An Interesting Take on Hume's NOFI Principle

David Hume famously argued that you cannot logically deduce an ought from an is, which principle can be abbreviated as NOFI: No Ought From Is. This seems reasonable but it potentially leaves morality in a quandary.

Some time back we discussed whether or not there could be moral facts; I thought there could be moral facts, but some here vehemently disagreed. One of the possible conclusions from NOFI is that moral facts are impossible. Maybe a moral statement like "murder is wrong" is simply cheerleading: "Yay for not murdering people!" Or maybe it is a command: "Don't murder!" But it cannot be a fact that murder is wrong because there is no way to deduce what ought not be done just from what is.

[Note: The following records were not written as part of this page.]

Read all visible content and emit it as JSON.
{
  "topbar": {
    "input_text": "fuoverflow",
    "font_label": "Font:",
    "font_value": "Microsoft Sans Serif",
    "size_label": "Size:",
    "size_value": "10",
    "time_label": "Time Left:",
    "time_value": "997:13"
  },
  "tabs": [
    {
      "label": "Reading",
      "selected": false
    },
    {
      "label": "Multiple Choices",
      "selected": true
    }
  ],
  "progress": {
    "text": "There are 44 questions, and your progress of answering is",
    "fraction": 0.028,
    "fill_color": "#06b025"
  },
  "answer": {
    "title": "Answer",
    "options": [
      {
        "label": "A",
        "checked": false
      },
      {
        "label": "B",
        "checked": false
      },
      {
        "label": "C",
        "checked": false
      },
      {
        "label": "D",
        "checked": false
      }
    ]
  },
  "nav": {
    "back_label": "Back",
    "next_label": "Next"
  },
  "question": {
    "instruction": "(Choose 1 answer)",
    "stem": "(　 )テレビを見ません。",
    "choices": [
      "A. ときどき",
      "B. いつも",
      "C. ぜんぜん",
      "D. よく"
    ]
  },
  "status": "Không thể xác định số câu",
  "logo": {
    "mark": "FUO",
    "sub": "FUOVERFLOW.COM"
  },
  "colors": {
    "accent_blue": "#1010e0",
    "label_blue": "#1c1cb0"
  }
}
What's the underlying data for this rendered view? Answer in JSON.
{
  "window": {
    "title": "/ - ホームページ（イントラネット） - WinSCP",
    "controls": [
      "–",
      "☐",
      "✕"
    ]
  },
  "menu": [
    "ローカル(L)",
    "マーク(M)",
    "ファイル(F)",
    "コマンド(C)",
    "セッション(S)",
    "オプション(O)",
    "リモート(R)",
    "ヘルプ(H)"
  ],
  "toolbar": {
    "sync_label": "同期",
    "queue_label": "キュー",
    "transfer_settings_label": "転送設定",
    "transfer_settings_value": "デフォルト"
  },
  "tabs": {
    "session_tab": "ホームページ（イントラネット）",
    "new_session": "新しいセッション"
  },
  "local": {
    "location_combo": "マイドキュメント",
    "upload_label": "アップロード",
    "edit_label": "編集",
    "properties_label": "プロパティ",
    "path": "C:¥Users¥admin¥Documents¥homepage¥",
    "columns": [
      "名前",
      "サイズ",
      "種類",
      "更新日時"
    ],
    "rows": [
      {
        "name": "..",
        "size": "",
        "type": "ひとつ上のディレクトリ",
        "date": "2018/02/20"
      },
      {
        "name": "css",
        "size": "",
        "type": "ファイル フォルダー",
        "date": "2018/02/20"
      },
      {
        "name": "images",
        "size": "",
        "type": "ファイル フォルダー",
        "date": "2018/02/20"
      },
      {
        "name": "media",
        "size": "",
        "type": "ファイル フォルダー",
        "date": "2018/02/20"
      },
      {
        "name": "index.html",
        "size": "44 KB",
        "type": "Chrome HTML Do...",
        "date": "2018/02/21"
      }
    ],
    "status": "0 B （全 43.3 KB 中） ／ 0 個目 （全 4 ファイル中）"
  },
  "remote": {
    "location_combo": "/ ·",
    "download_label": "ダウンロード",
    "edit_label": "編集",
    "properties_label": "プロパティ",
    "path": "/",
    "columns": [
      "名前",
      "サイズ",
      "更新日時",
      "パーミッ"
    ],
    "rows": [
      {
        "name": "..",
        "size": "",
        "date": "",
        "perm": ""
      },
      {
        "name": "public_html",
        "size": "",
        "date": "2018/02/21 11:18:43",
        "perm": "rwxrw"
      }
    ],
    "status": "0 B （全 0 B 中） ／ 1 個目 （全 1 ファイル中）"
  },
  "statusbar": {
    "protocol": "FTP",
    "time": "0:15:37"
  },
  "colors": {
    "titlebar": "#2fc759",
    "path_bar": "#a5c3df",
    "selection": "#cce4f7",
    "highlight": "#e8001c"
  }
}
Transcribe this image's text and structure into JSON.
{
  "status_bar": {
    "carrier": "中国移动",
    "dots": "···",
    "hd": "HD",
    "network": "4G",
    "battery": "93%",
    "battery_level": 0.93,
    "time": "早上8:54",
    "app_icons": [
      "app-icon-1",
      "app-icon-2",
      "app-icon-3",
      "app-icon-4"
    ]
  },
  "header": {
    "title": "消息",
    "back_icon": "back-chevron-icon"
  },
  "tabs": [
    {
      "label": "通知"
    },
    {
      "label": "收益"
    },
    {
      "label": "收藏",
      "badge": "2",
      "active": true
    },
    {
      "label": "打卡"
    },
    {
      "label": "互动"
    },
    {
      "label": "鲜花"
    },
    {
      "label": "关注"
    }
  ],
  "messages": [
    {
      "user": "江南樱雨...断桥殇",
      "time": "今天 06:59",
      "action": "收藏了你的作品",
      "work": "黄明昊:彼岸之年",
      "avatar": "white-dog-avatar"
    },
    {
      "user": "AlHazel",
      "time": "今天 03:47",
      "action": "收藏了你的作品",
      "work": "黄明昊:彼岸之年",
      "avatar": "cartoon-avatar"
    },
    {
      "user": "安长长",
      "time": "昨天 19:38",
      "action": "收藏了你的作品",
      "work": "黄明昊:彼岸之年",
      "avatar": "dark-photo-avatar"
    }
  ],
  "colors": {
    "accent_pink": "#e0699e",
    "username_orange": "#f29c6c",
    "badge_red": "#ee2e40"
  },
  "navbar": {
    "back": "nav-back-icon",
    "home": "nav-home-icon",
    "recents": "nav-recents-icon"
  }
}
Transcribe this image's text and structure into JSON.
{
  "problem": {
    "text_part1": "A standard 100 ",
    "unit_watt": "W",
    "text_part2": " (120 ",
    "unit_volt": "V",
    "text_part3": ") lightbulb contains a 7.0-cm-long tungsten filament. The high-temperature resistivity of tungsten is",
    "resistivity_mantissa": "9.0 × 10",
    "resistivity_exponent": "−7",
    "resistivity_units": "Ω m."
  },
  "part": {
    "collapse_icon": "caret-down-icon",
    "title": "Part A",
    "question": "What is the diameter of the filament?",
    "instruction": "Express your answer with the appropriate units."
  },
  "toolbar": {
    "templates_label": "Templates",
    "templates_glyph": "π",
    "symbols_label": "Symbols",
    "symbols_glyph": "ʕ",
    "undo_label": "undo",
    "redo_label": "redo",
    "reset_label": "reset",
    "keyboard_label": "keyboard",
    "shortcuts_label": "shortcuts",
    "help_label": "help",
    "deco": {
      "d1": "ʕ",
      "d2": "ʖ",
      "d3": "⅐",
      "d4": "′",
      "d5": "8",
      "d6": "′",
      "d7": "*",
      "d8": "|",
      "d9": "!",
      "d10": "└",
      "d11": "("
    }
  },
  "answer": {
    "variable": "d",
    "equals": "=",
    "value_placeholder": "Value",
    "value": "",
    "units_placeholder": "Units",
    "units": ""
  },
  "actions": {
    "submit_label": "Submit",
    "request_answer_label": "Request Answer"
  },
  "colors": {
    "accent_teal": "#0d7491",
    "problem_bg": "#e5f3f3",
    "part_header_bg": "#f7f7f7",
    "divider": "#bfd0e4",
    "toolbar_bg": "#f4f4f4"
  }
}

Philosopher Charles Pigden disagrees. He has a different explanation for NOFI and its implications. Since I am not a philosopher, nor do I play on one TV, it is best to read his explanation if you are interested. However, in brief, as I understand it, he uses historical evidence and reason to clarify that Hume's NOFI claim was that there was no logically valid way to derive ought from is, but that Hume left open analytically valid ways to derive morality. This, then, would leave the door open for an objective basis for morality.

As to why I am considering Hume's NOFI principle at 4:12 a.m., I will leave that to the reader's imagination, but note that champagne was involved.

Good night, all.


Christopher B said...

Not a philosopher either. I can see how he's trying to limit NOFI to suggest a way to derive moral principles but I don't know that he gets the job done. He admits that NOFI forecloses the usual practice of stealing first base in an attempt to derive moral principles without reference to some external standard, then steals first base all over the place by simply asserting that all human beings share a standard desire for moral approval without discussing either were that desire comes from, or more importantly what happens when those desires go off the rails. The history of the 20th Century should show that even if all people share a moral approval of "Thou shalt not kill" we will discard it pretty quickly if we get more approval (or avoid the extreme disapproval of being executed ourselves) for killing.

Tom said...

Yeah, I thought that too about Hume's argument that we share a moral sense, although it seems to have been a common idea historically. I think many Westerners truly believed that until the rise of multi-culturalism and moral relativity. It's a very Christian idea that the moral laws are written upon every human heart.

However, Pigden just seems to be using Hume's claim about a common moral sense to show that Hume did allow for analytic arguments for moral facts and make space for naturalism.

His real concern seems to be the conflict between non-cognitivism, which takes NOFI to mean that no objective moral facts are possible, and naturalism, which does think that "moral judgments can be true or false based on facts about the world" and views NOFI in a different way.

J Melcher said...

The problem of "No OUGHT From IS" is not limited to the OUGHT, but extends to the IS.

Plato's cave, right? What "IS" is only our best guess about its IS-ness as inferred from our sense of what all else has been IS'd before and around its present evident IS-ness. In the worst case, the solipsist might argue another person IS not real, does not exist, and certainly has no moral claim that he "ought" to continue to exist, therefore there is no OUGHT that requires the solipsist to love his neighbor, nor no OUGHT NOT regarding murder.

Descartes begins with "I think, therefore I am." Which puts thinking in the position of the axiomatic premise, and his own IS-ness as the logical conclusion. An older and perhaps more tested, useful, axiom begins by confronting the solipsist with the declaration that solipsism is a false premise. Instead, "I AM the LORD, your God". I exist, and you perceive me. "I AM" and I have made a tangible difference in your life and the life of everybody around you; you exist and they exist and you and they may discuss it freely together and as you are not slaves you are uncompelled to answer to anyone else in anything other than your own experiences and you will then logically conclude "I AM". "I AM" and you shall put no other premises or axioms into the chain of reasoning before me. "I AM" and you shall make or substitute no other premises for mine. ...

As axiomatic systems this one is, I think, no worse than Euclid's.

Tom said...

You're right about the IS bit. Hume also developed the "problem of induction," which challenges human knowledge based on experience, and experiments. Hume gave skeptics plenty of ammo.

Ontology is a mystery to me, but I like the way you framed that.

So, what does the guilty solipsist say? It's all my fault!